Throughout the history of modern astronomy the scientific method has played an important role in helping to guide scientist in correctly modeling a theory of how our solar system interacts in the whole cosmology of the universe. The history of scientific method and the history of astronomy seem to develop hand in hand. A development in astronomy seems to coincide with a refinement in the method of studying the sciences. The ancient Egyptians, using a form of the method in their surgical manuals, stated the basic forms of examination, diagnosis, treatment, and prognosis. The ancient Greeks formalized at tradition of a scientific method that included some of the steps that we include today. However, it was during the renaissance period that we get a more defined version of a method. The philosopher/scientists Descartes, Hume, Kant, and Newton all played a part in defining this process and in turn used it to prove to the world that the model of the universe was not geocentric, but was in fact, heliocentric, the Earth revolved around the Sun.

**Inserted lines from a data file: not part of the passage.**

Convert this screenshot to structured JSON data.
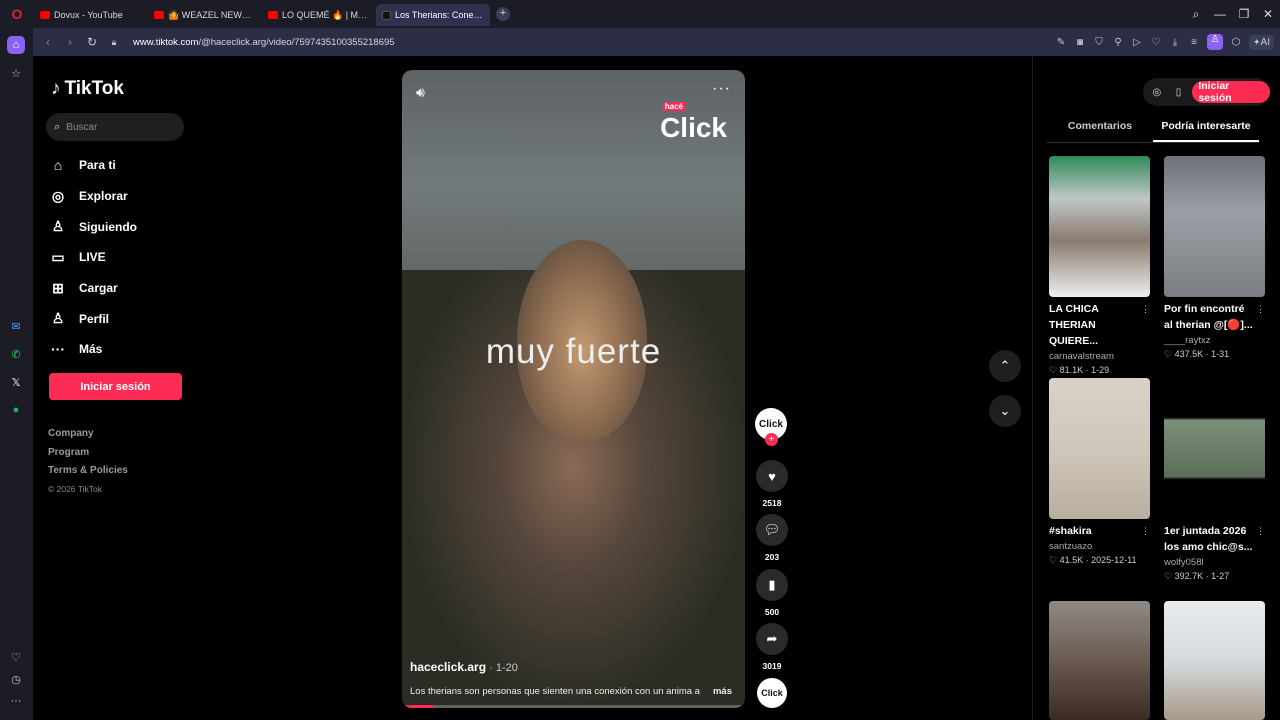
{
  "browser": {
    "logo": "O",
    "tabs": [
      {
        "label": "Dovux - YouTube",
        "icon": "youtube-icon"
      },
      {
        "label": "🤷 WEAZEL NEWS REP",
        "icon": "youtube-icon"
      },
      {
        "label": "LO QUEMÉ 🔥 | MEJO",
        "icon": "youtube-icon"
      },
      {
        "label": "Los Therians: Conexió",
        "icon": "tiktok-icon",
        "active": true
      }
    ],
    "new_tab": "+",
    "url_prefix": "www.tiktok.com",
    "url_path": "/@haceclick.arg/video/7597435100355218695",
    "ai_label": "AI"
  },
  "tiktok": {
    "logo": "TikTok",
    "search_placeholder": "Buscar",
    "menu": [
      {
        "label": "Para ti",
        "icon": "home-icon",
        "glyph": "⌂"
      },
      {
        "label": "Explorar",
        "icon": "compass-icon",
        "glyph": "◎"
      },
      {
        "label": "Siguiendo",
        "icon": "user-follow-icon",
        "glyph": "♙"
      },
      {
        "label": "LIVE",
        "icon": "live-tv-icon",
        "glyph": "▭"
      },
      {
        "label": "Cargar",
        "icon": "upload-icon",
        "glyph": "⊞"
      },
      {
        "label": "Perfil",
        "icon": "profile-icon",
        "glyph": "♙"
      },
      {
        "label": "Más",
        "icon": "more-icon",
        "glyph": "···"
      }
    ],
    "login": "Iniciar sesión",
    "footer": [
      "Company",
      "Program",
      "Terms & Policies"
    ],
    "copyright": "© 2026 TikTok"
  },
  "video": {
    "overlay_text": "muy fuerte",
    "brand_small": "hacé",
    "brand": "Click",
    "author": "haceclick.arg",
    "date": " · 1-20",
    "description": "Los therians son personas que sienten una conexión con un anima a",
    "more": "más",
    "progress": 0.09,
    "avatar_text": "Click",
    "follow": "+",
    "likes": "2518",
    "comments": "203",
    "saves": "500",
    "shares": "3019"
  },
  "right": {
    "login": "Iniciar sesión",
    "tabs": [
      "Comentarios",
      "Podría interesarte"
    ],
    "active_tab": 1,
    "cards": [
      {
        "title": "LA CHICA THERIAN QUIERE...",
        "author": "carnavalstream",
        "likes": "81.1K",
        "date": "1-29"
      },
      {
        "title": "Por fin encontré al therian @[🔴]...",
        "author": "____raytxz",
        "likes": "437.5K",
        "date": "1-31"
      },
      {
        "title": "#shakira",
        "author": "santzuazo",
        "likes": "41.5K",
        "date": "2025-12-11"
      },
      {
        "title": "1er juntada 2026 los amo chic@s...",
        "author": "wolfy058l",
        "likes": "392.7K",
        "date": "1-27"
      }
    ]
  }
}
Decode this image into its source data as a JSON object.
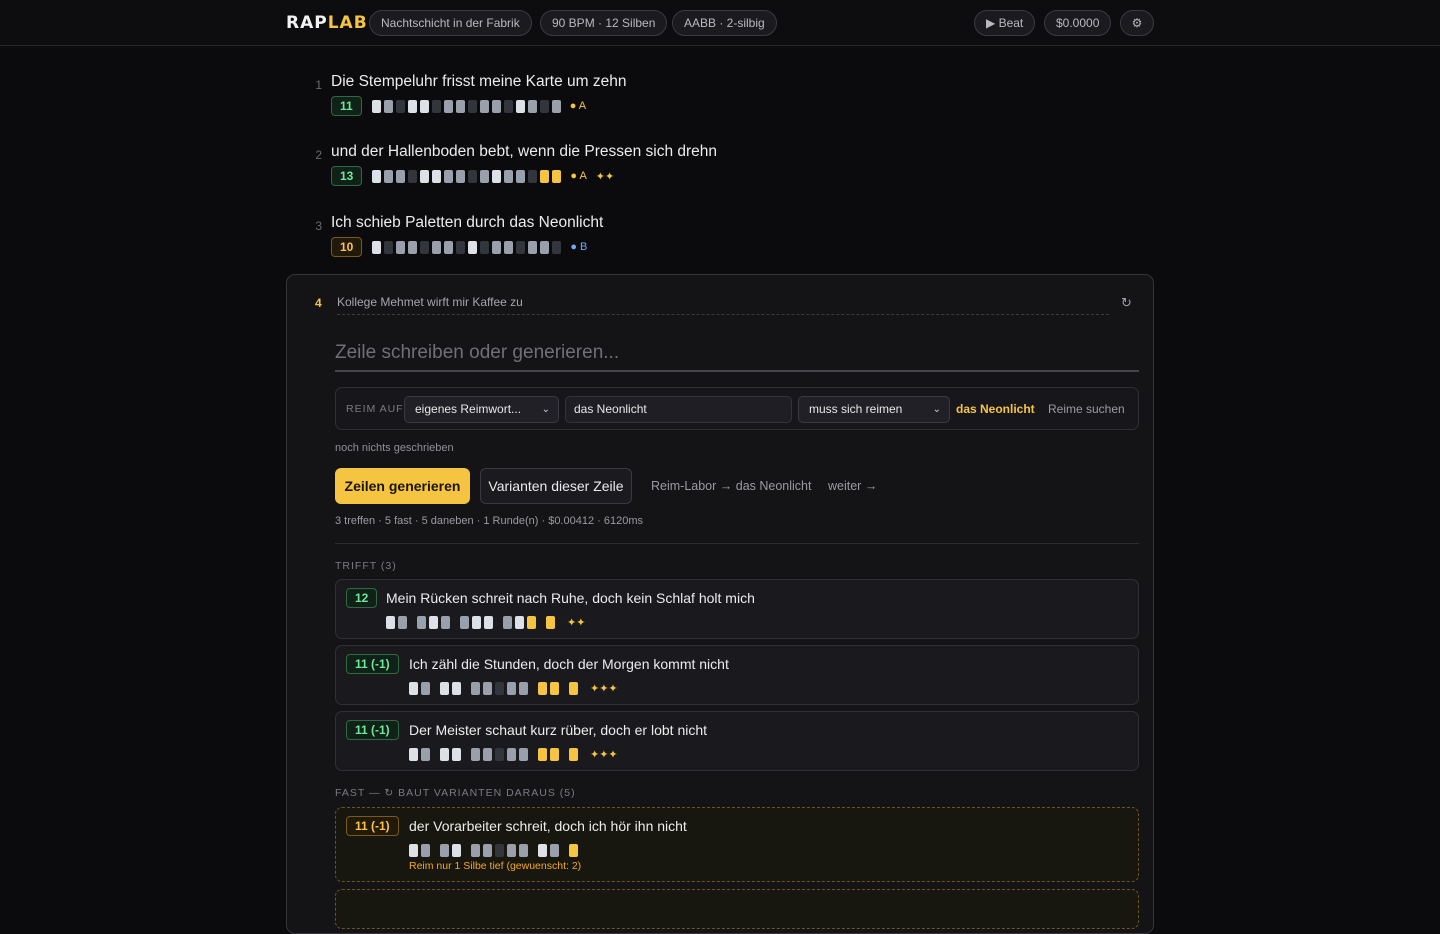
{
  "topbar": {
    "logo_a": "RAP",
    "logo_b": "LAB",
    "context": "Nachtschicht in der Fabrik",
    "tempo": "90 BPM · 12 Silben",
    "scheme": "AABB · 2-silbig",
    "beat": "▶ Beat",
    "cost": "$0.0000",
    "settings_icon": "⚙"
  },
  "lines": [
    {
      "n": "1",
      "text": "Die Stempeluhr frisst meine Karte um zehn",
      "syll": "11",
      "rhyme": "● A",
      "stars": ""
    },
    {
      "n": "2",
      "text": "und der Hallenboden bebt, wenn die Pressen sich drehn",
      "syll": "13",
      "rhyme": "● A",
      "stars": "✦✦"
    },
    {
      "n": "3",
      "text": "Ich schieb Paletten durch das Neonlicht",
      "syll": "10",
      "rhyme": "● B",
      "stars": ""
    }
  ],
  "editor": {
    "line_num": "4",
    "prompt": "Kollege Mehmet wirft mir Kaffee zu",
    "refresh_icon": "↻",
    "placeholder": "Zeile schreiben oder generieren...",
    "rhyme_label": "REIM AUF",
    "rhyme_mode": "eigenes Reimwort...",
    "rhyme_word": "das Neonlicht",
    "constraint": "muss sich reimen",
    "accent_word": "das Neonlicht",
    "find_rhymes": "Reime suchen",
    "note": "noch nichts geschrieben",
    "generate": "Zeilen generieren",
    "variants": "Varianten dieser Zeile",
    "lab_link": "Reim-Labor → das Neonlicht",
    "next_link": "weiter →",
    "stats": "3 treffen · 5 fast · 5 daneben · 1 Runde(n) · $0.00412 · 6120ms"
  },
  "sections": {
    "hits": "TRIFFT (3)",
    "near": "FAST — ↻ BAUT VARIANTEN DARAUS (5)"
  },
  "hits": [
    {
      "syll": "12",
      "text": "Mein Rücken schreit nach Ruhe, doch kein Schlaf holt mich",
      "stars": "✦✦"
    },
    {
      "syll": "11 (-1)",
      "text": "Ich zähl die Stunden, doch der Morgen kommt nicht",
      "stars": "✦✦✦"
    },
    {
      "syll": "11 (-1)",
      "text": "Der Meister schaut kurz rüber, doch er lobt nicht",
      "stars": "✦✦✦"
    }
  ],
  "near": [
    {
      "syll": "11 (-1)",
      "text": "der Vorarbeiter schreit, doch ich hör ihn nicht",
      "warn": "Reim nur 1 Silbe tief (gewuenscht: 2)"
    }
  ]
}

The Heliocentric model of the solar system was put forth by an ancient astrologer Aristarchus of Samos in 200 BCE, however without any method to prove this theory, this model was overshadowed by the geocentric model of the Solar System and common sense.The method commonly accepted today, in its simplest form, includes the following four steps: The first step involves observing and describing a phenomenon or group of phenomena. The ability to observe what was happening up in the heavens in ancient times was limited at best. With out the aid of telescopes ancient man resorted to using mathematics to explain what the thought they saw in the sky. Claudius Ptolemy (85 -165 CE) used mathematics to portray a very complicated geocentric model trying to explain how the sun, the moon, the stars and the planets revolved around the Earth. This model of the universe was accepted by the Catholic Church and survived and prevailed for almost 1400 years due to the church’s heavy influence.